I didn't have a stage mother who threw me into this business at the tender age of 8 or anything. I sang in choirs and such during high school, but hell, never got any solos, so I figured I sucked. Then a particular guy fell out of the sky (you'll have to read his bio for details.) Paul showed up with a Dan Fogelberg songbook, Joni Mitchell's "Court and Spark", and a guitar. We sang together for fun and foreplay and before I knew it, he decided to become a professinal musician. I was dragged into bars to sing "just one song," so he could concentrate on his guitar playing. Before I knew it, I was there 5 nights a week, 9 pm until 3 am. I learned to relax my ramrod-straight nervous spine and cope with people falling into the microphone stand and slurred catcalls like "Give it to me, Baby! Give it to me!" Being sober in bars gave me lots of creative material (and blackmail material) to work with. Sneaking originals into the set-list led to tapping feet and positive feedback, so, work on an album began. Paul and I have been encouraged by our great Alaska fan base and success in songwriting contests like Alaska Public Radio Network's Song of the Year Contest. In 2000, we won the Best Pop-Rock Song of the Year with "Rollin' With the Devil." In 2002, we won Best Pop tune with "The Wind Through Kansas." I think the chances are pretty good that I don't suck. Hey, I've learned to live with the fact that I'll ever have the self promotional skills of Madonna! The muse of sound and silence has taken up residence with me, and as long as she hangs around, I'll be "Givin' it to you, Baby!"

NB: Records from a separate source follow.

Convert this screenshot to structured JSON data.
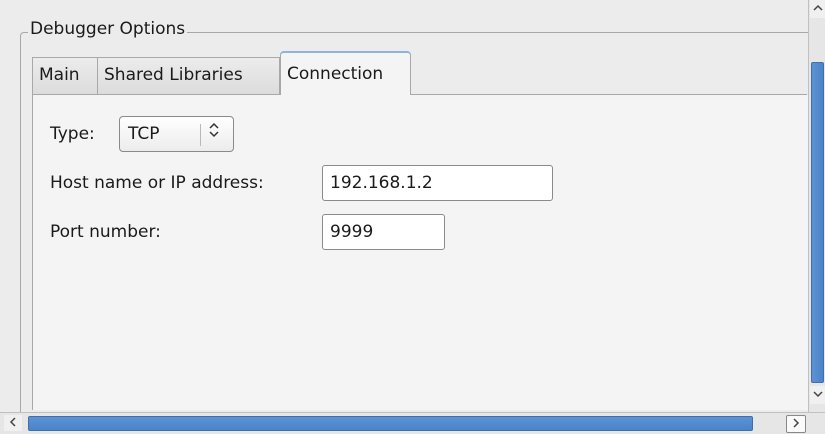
{
  "group": {
    "title": "Debugger Options"
  },
  "tabs": [
    {
      "label": "Main",
      "selected": false
    },
    {
      "label": "Shared Libraries",
      "selected": false
    },
    {
      "label": "Connection",
      "selected": true
    }
  ],
  "connection": {
    "type_label": "Type:",
    "type_value": "TCP",
    "host_label": "Host name or IP address:",
    "host_value": "192.168.1.2",
    "port_label": "Port number:",
    "port_value": "9999"
  },
  "icons": {
    "combo_arrows": "updown-chevron-icon",
    "scroll_up": "arrow-up-icon",
    "scroll_down": "arrow-down-icon",
    "scroll_left": "arrow-left-icon",
    "scroll_right": "arrow-right-icon"
  },
  "colors": {
    "scroll_thumb": "#4b83c9",
    "selected_tab_accent": "#8fb3d9"
  }
}
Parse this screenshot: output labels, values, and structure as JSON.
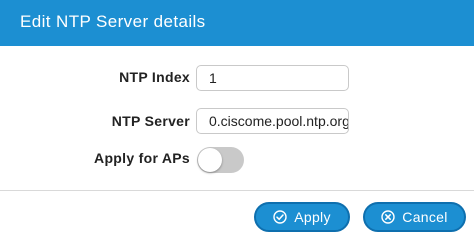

You may be wondering where the goofy name came from. No Garfield references here! Karenodie "Karen ohh dee" is a nickname that my brother came up with when my family was stationed in Wakkanai, Japan. No one seems to remember how he came up with it, but after the initial disgust that his parents were still fooling around when he was 14, he came to like his baby sister. The nickname stuck and it always made me feel nice to be called Karenodie. Fast forward to the 90's and my search for a stage name that gave me a little separation from the fans that liked to call me at 5 am. Not to mention the secret desire to have one of those cool one-word names like Cher or Pink. So, there you have it---Karenodie